Melbourne's CBD from the Dynon road bridge looking south east. The light got really harsh not long after.
2019-05-01 12:00:27


Ten Years Ago Today? [TBT]

2009-05-02 15:06:42

Ten years ago today, I mdae this picture. At the time I was using a Sony Ericsson C902 phone camera. I had a 5 megapixel sensor and full internet connectivity. These were the reasons I bought it, even though my telco had offered me an iPhone 3 at the time.
In those early days I was fond of pushing the limits of a digital photograph being made using the humblest of devices with minimal control. I feel I had some interesting outcomes.
Now ten years later I have a much more sophisticated device. One that is capable of capturing in several file formats and allowing some exposure and focus controls. In some ways I miss that early experimental aesthetic. It feels like it's harder to achieve when I can shoot in RAW, and the process the file in Lightroom. I use a third party app for this on my iPhone XS. It is called ProCamera, I wrote a couple of articles about it back on my Wordpress blog.
Having the ability to make a "serious" picture that may end up on a gallery wall on in a book is too tempting to not make sure at least some of the pictures that I see, I can best reproduce using any device at hand. The opposite idea really applied in this early days. How far could I subvert the image using this simple tool? Yet hold onto that vestige of indexicallity that so many critics claim is Photography's Achilles heel?


Exposure Triangle?

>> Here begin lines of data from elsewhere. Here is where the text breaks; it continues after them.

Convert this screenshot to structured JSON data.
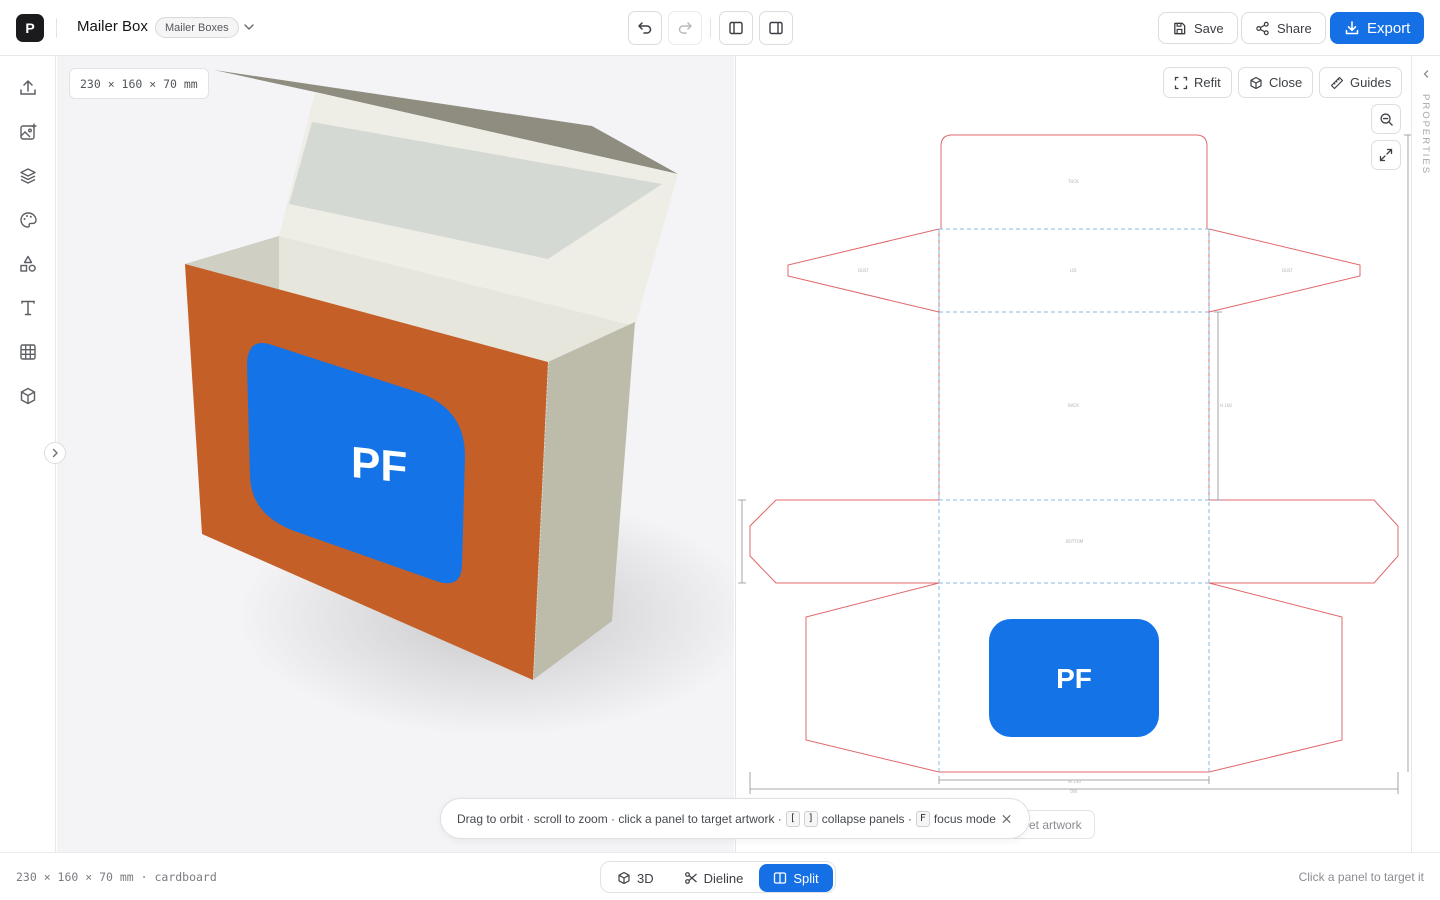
{
  "app": {
    "logo_letter": "P",
    "title": "Mailer Box",
    "category_badge": "Mailer Boxes"
  },
  "toolbar": {
    "undo_icon": "undo-icon",
    "redo_icon": "redo-icon",
    "left_panel_icon": "panel-left-icon",
    "right_panel_icon": "panel-right-icon",
    "save_label": "Save",
    "share_label": "Share",
    "export_label": "Export",
    "accent_color": "#1570e6"
  },
  "rail": {
    "items": [
      "upload-icon",
      "image-add-icon",
      "layers-icon",
      "palette-icon",
      "shapes-icon",
      "text-icon",
      "grid-icon",
      "cube-icon"
    ]
  },
  "view3d": {
    "dimensions": "230 × 160 × 70 mm",
    "box_color": "#c45f28",
    "artwork_color": "#1473e6",
    "artwork_text": "PF"
  },
  "dieline": {
    "refit_label": "Refit",
    "close_label": "Close",
    "guides_label": "Guides",
    "artwork_text": "PF",
    "ghost_chip_text": "et artwork",
    "cut_color": "#e0686b",
    "fold_color": "#8ab8e6"
  },
  "properties": {
    "label": "PROPERTIES"
  },
  "hint": {
    "part1": "Drag to orbit · scroll to zoom · click a panel to target artwork ·",
    "key1": "[",
    "key2": "]",
    "part2": "collapse panels ·",
    "key3": "F",
    "part3": "focus mode"
  },
  "bottombar": {
    "status_left": "230 × 160 × 70 mm · cardboard",
    "status_right": "Click a panel to target it",
    "view_modes": [
      "3D",
      "Dieline",
      "Split"
    ],
    "active_mode": "Split"
  }
}
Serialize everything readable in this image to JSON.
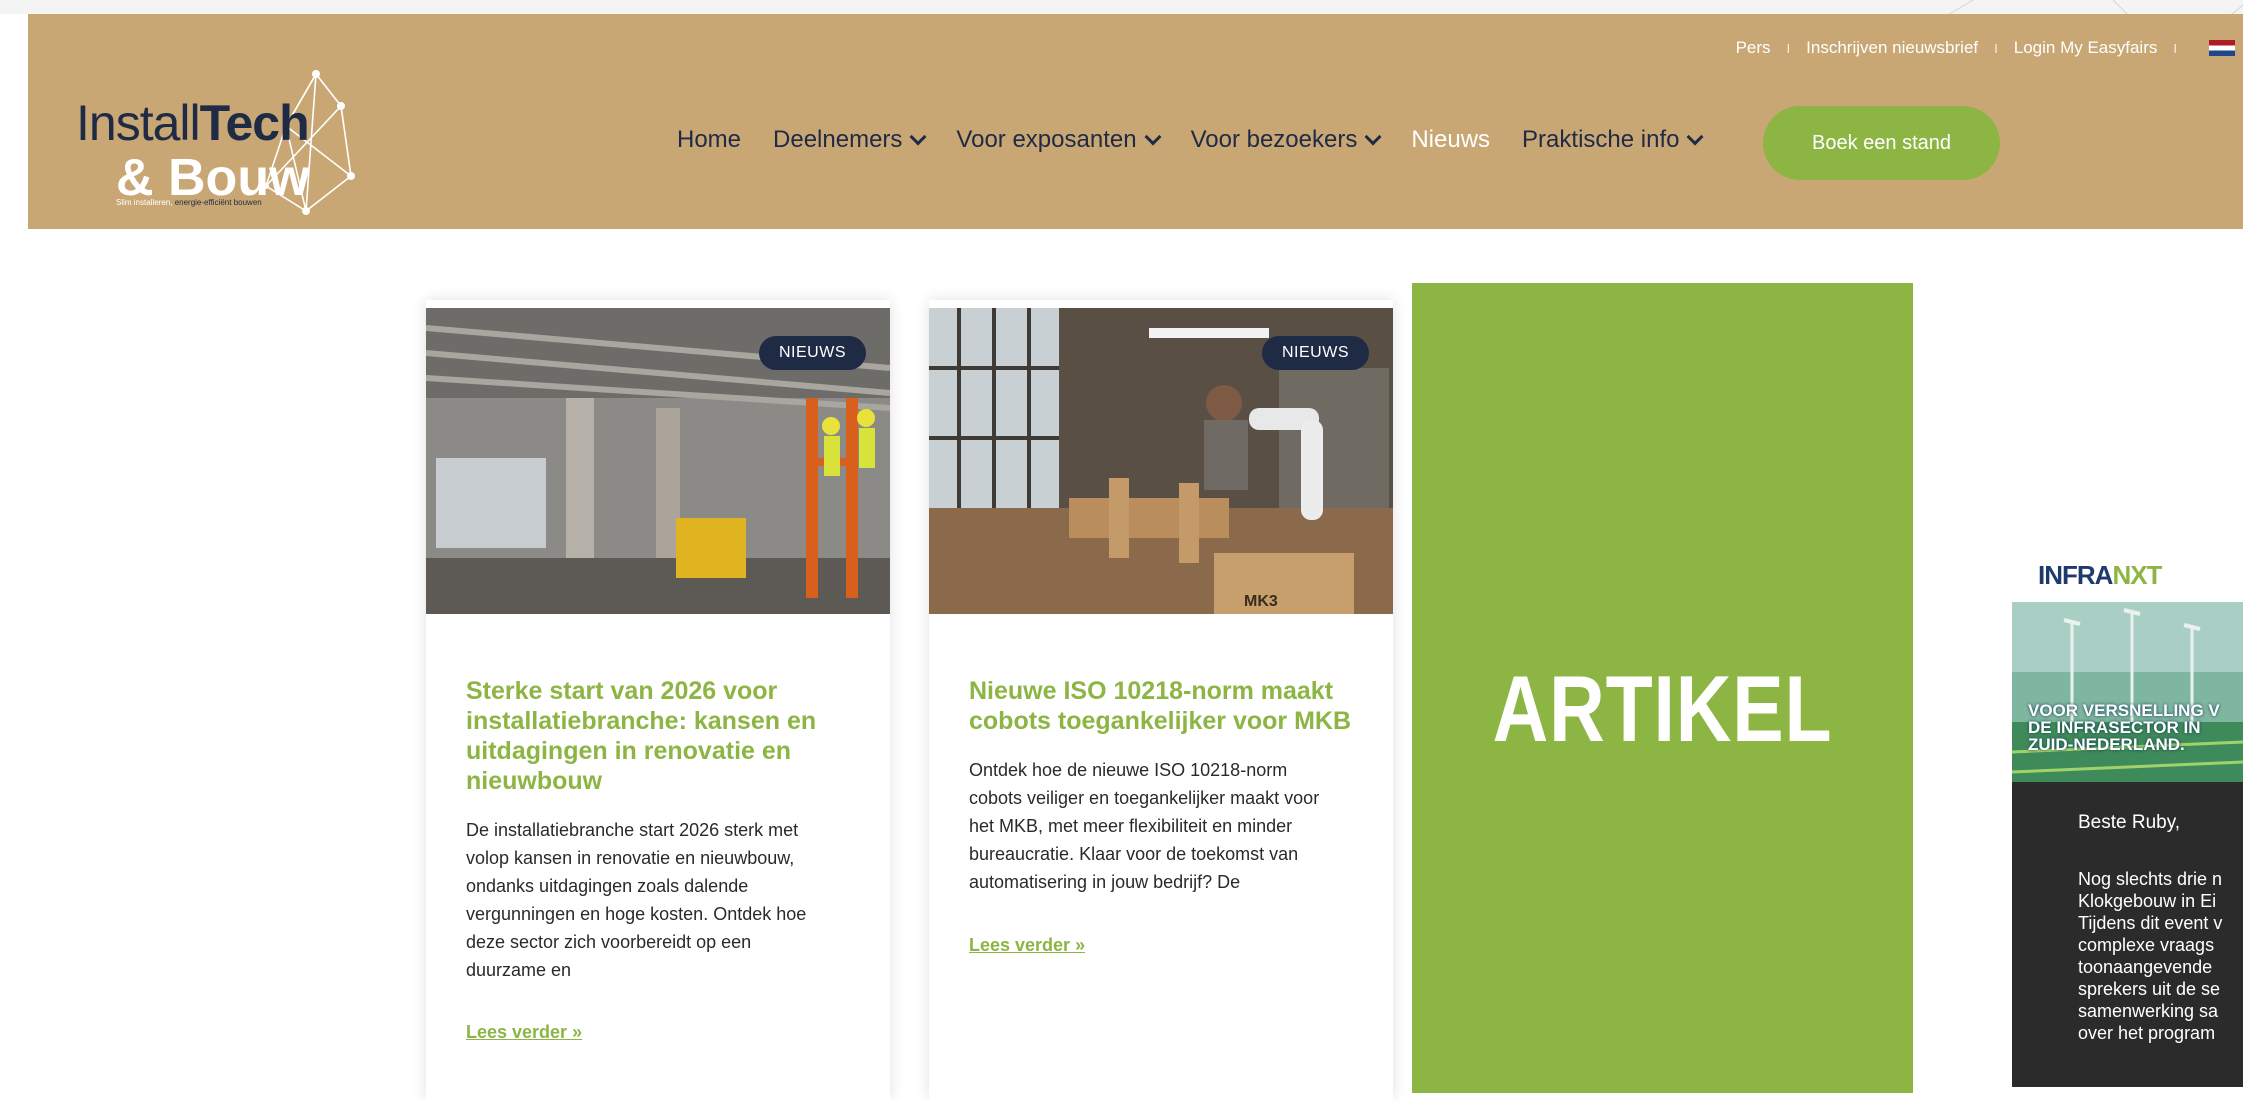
{
  "utility_nav": {
    "items": [
      "Pers",
      "Inschrijven nieuwsbrief",
      "Login My Easyfairs"
    ],
    "separator": "I",
    "language_flag": "nl-flag-icon"
  },
  "logo": {
    "part1": "Install",
    "part2": "Tech",
    "part3": "& Bouw",
    "tagline_a": "Slim installeren,",
    "tagline_b": " energie-efficiënt bouwen"
  },
  "main_nav": {
    "items": [
      {
        "label": "Home",
        "dropdown": false
      },
      {
        "label": "Deelnemers",
        "dropdown": true
      },
      {
        "label": "Voor exposanten",
        "dropdown": true
      },
      {
        "label": "Voor bezoekers",
        "dropdown": true
      },
      {
        "label": "Nieuws",
        "dropdown": false,
        "active": true
      },
      {
        "label": "Praktische info",
        "dropdown": true
      }
    ],
    "cta": "Boek een stand"
  },
  "articles": [
    {
      "badge": "NIEUWS",
      "title": [
        "Sterke start van 2026 voor",
        "installatiebranche: kansen en",
        "uitdagingen in renovatie en",
        "nieuwbouw"
      ],
      "excerpt": [
        "De installatiebranche start 2026 sterk met",
        "volop kansen in renovatie en nieuwbouw,",
        "ondanks uitdagingen zoals dalende",
        "vergunningen en hoge kosten. Ontdek hoe",
        "deze sector zich voorbereidt op een",
        "duurzame en"
      ],
      "read_more": "Lees verder »"
    },
    {
      "badge": "NIEUWS",
      "title": [
        "Nieuwe ISO 10218-norm maakt",
        "cobots toegankelijker voor MKB"
      ],
      "excerpt": [
        "Ontdek hoe de nieuwe ISO 10218-norm",
        "cobots veiliger en toegankelijker maakt voor",
        "het MKB, met meer flexibiliteit en minder",
        "bureaucratie. Klaar voor de toekomst van",
        "automatisering in jouw bedrijf? De"
      ],
      "read_more": "Lees verder »",
      "box_label": "MK3"
    }
  ],
  "artikel_block": {
    "label": "ARTIKEL"
  },
  "advert": {
    "brand_a": "INFRA",
    "brand_b": "NXT",
    "hero_lines": [
      "VOOR VERSNELLING V",
      "DE INFRASECTOR IN",
      "ZUID-NEDERLAND."
    ],
    "greeting": "Beste Ruby,",
    "body_lines": [
      "Nog slechts drie n",
      "Klokgebouw in Ei",
      "Tijdens dit event v",
      "complexe vraags",
      "toonaangevende",
      "sprekers uit de se",
      "samenwerking sa",
      "over het program"
    ]
  },
  "colors": {
    "header_bg": "#c9a774",
    "accent_green": "#8db543",
    "navy": "#1f2a44",
    "ad_dark": "#2b2b2b"
  }
}
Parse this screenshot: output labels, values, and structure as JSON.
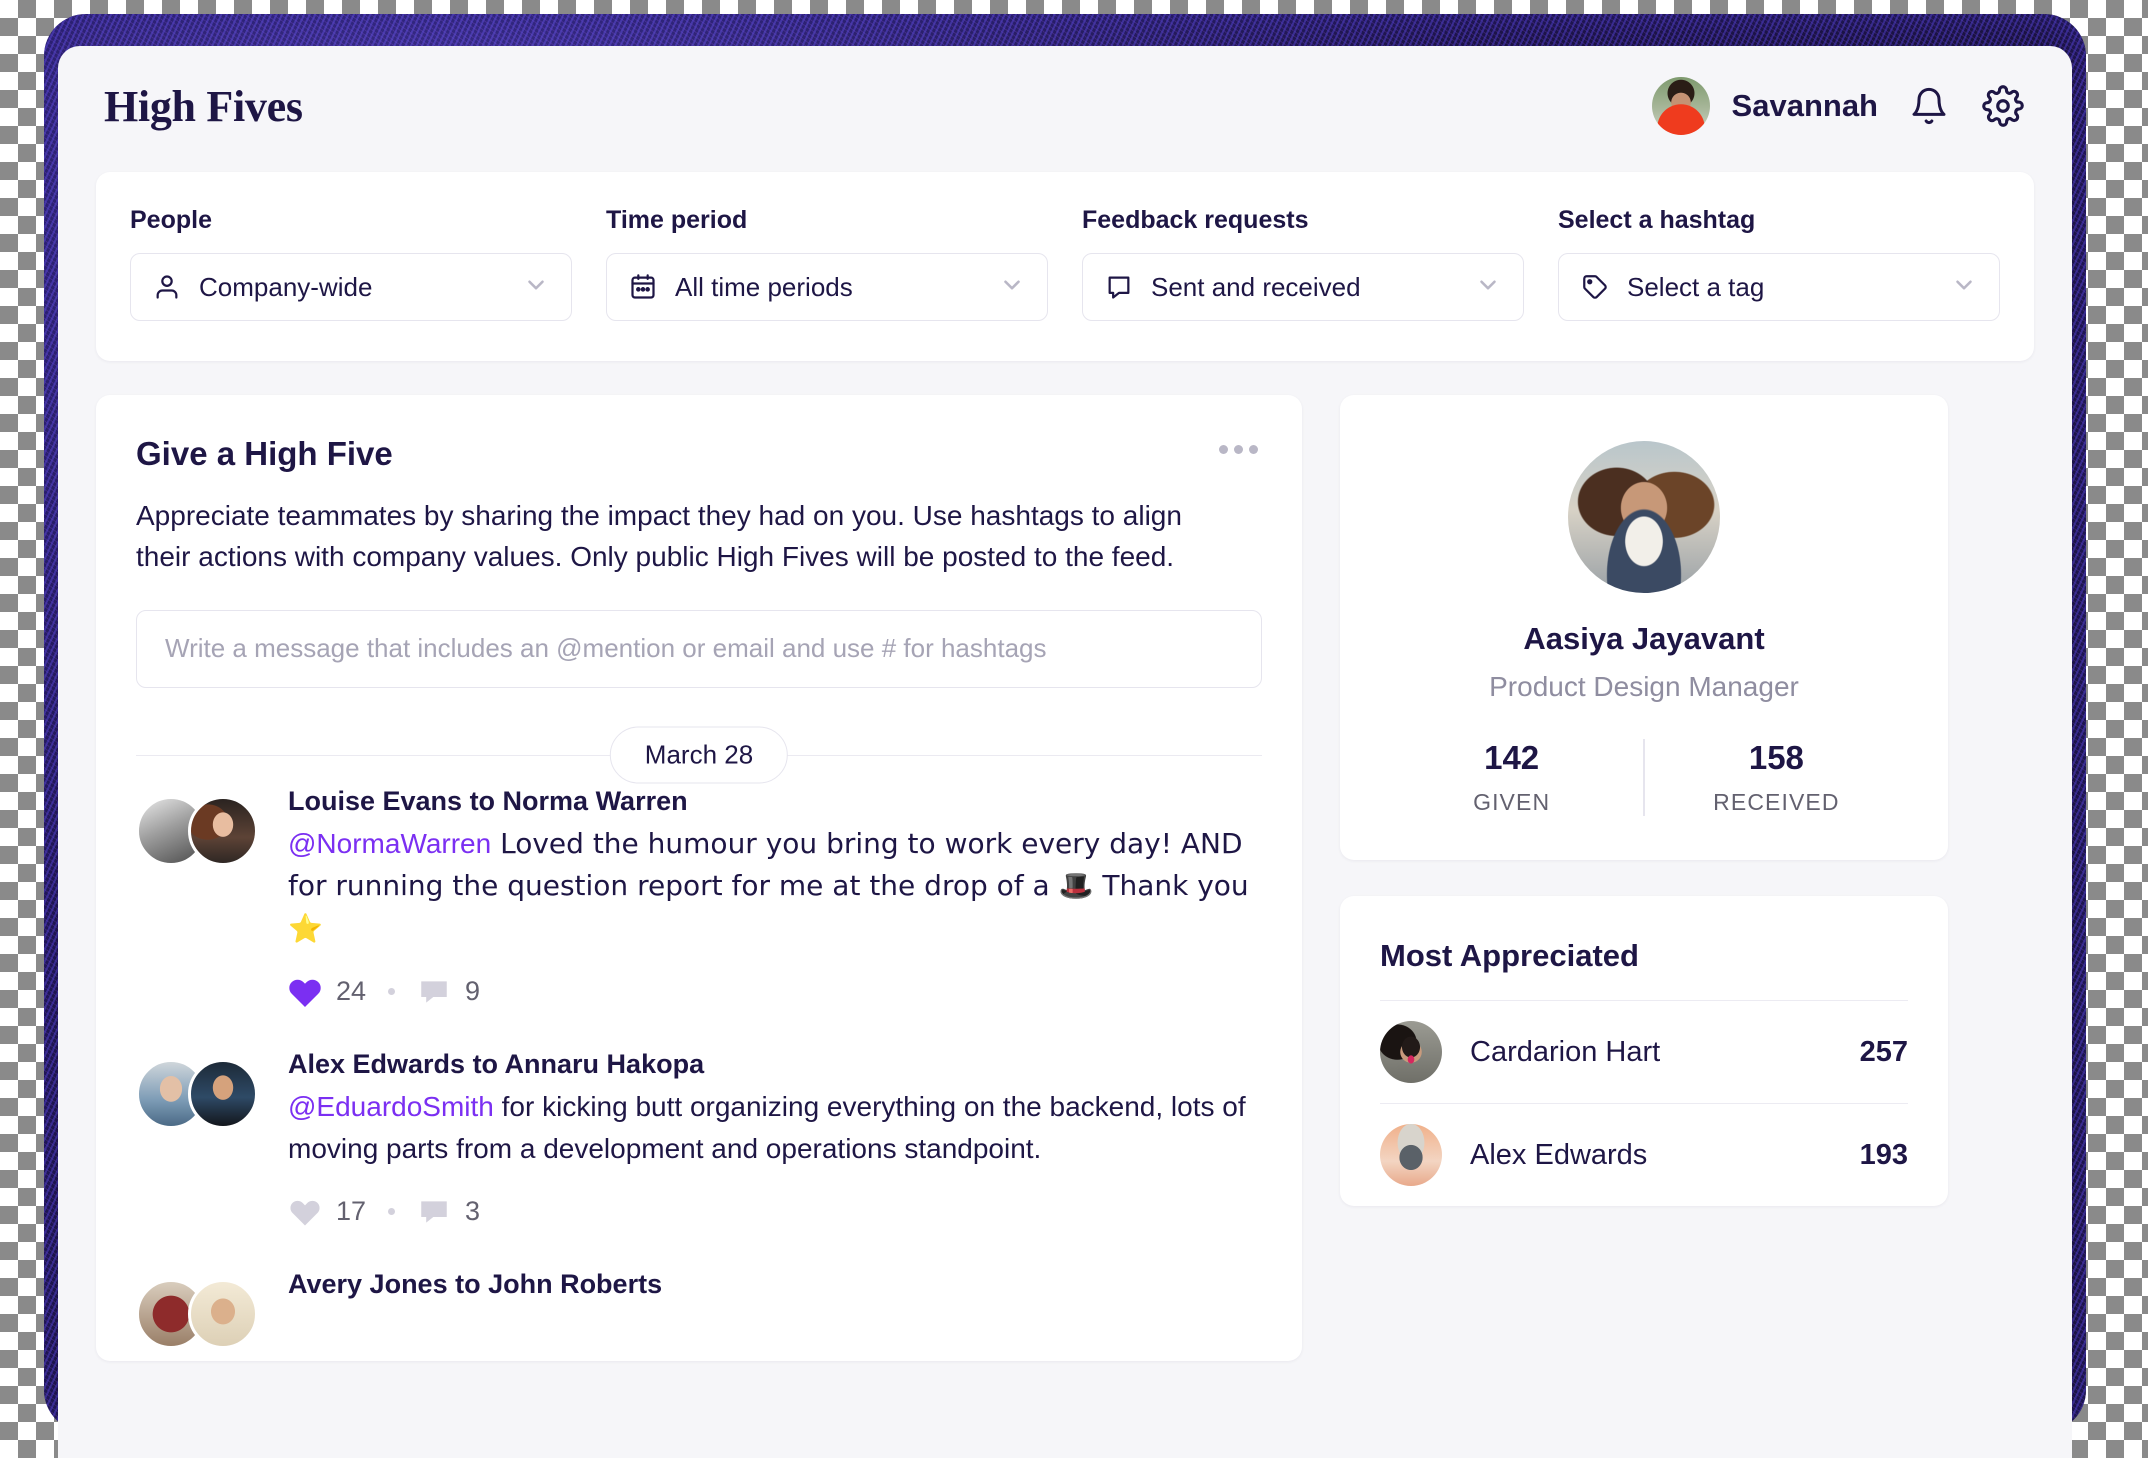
{
  "header": {
    "title": "High Fives",
    "user_name": "Savannah",
    "notifications_icon": "bell-icon",
    "settings_icon": "gear-icon"
  },
  "filters": [
    {
      "label": "People",
      "icon": "person-icon",
      "value": "Company-wide"
    },
    {
      "label": "Time period",
      "icon": "calendar-icon",
      "value": "All time periods"
    },
    {
      "label": "Feedback requests",
      "icon": "comment-icon",
      "value": "Sent and received"
    },
    {
      "label": "Select a hashtag",
      "icon": "tag-icon",
      "value": "Select a tag"
    }
  ],
  "give": {
    "title": "Give a High Five",
    "description": "Appreciate teammates by sharing the impact they had on you. Use hashtags to align their actions with company values. Only public High Fives will be posted to the feed.",
    "input_placeholder": "Write a message that includes an @mention or email and use # for hashtags",
    "menu_icon": "more-options-icon"
  },
  "feed": {
    "date_divider": "March 28",
    "posts": [
      {
        "title": "Louise Evans to Norma Warren",
        "mention": "@NormaWarren",
        "body": " Loved the humour you bring to work every day! AND for running the question report for me at the drop of a 🎩 Thank you ⭐",
        "likes": "24",
        "comments": "9",
        "liked": true
      },
      {
        "title": "Alex Edwards to Annaru Hakopa",
        "mention": "@EduardoSmith",
        "body": " for kicking butt organizing everything on the backend, lots of moving parts from a development and operations standpoint.",
        "likes": "17",
        "comments": "3",
        "liked": false
      },
      {
        "title": "Avery Jones to John Roberts",
        "mention": "",
        "body": "",
        "likes": "",
        "comments": "",
        "liked": false
      }
    ]
  },
  "profile": {
    "name": "Aasiya Jayavant",
    "role": "Product Design Manager",
    "given_value": "142",
    "given_label": "GIVEN",
    "received_value": "158",
    "received_label": "RECEIVED"
  },
  "most_appreciated": {
    "title": "Most Appreciated",
    "rows": [
      {
        "name": "Cardarion Hart",
        "score": "257"
      },
      {
        "name": "Alex Edwards",
        "score": "193"
      }
    ]
  },
  "colors": {
    "accent_purple": "#7b2ff2",
    "text_navy": "#1e1645",
    "muted": "#8f8da0",
    "page_bg": "#f6f6f9"
  }
}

I am currently the teaching Certificate IV Students how to use their digital cameras more effectively. One task revolves around using a simple calculator to work out a series different exposures. All ‘correct’ but some giving different outcomes based on shutter or aperture choice. I don’t allow the students to change ISO in this task. This idea is often referred to as the exposure triangle. In the days of teaching film the ISO was always locked in a single place. Students then only needed to understand the relationship between image brightness and aperture and shutter.
I was unhappy with the way the students responded to this task.
In an effort  to find another way of explaining or teaching it I opened three books. Those books were:- 'Reframing Photography Theory and Practice’, 'Photography 4.0 A teaching guide for the 21st Century' and 'Digital Photo Assignments, Projects for all levels of Photography Classes'. None of these excellent books draws a string around the 3 principles involved in image brightness and exposure? Is this a deliberate choice? Do the editors and writers of these books not consider the relationship meaningful enough for a section or a paragraph?
A quick google returns an enormous amount of information. It seems I will have my work cut out for me formulating a new way to teach this idea.

[edit 2019-04-03] I found two more books in my library that could offer some interpretation or explanation. These are, Langford's Basic Photography and Horenstien's Black and White Photography, a  Basic Manual. Both are pre-digital books and as a consequence approach the idea from a film angle. That is; that it, exposure is fixed at the ISO level. In good news. I took my students out to practice. The idea may be sinking in now. we shall see?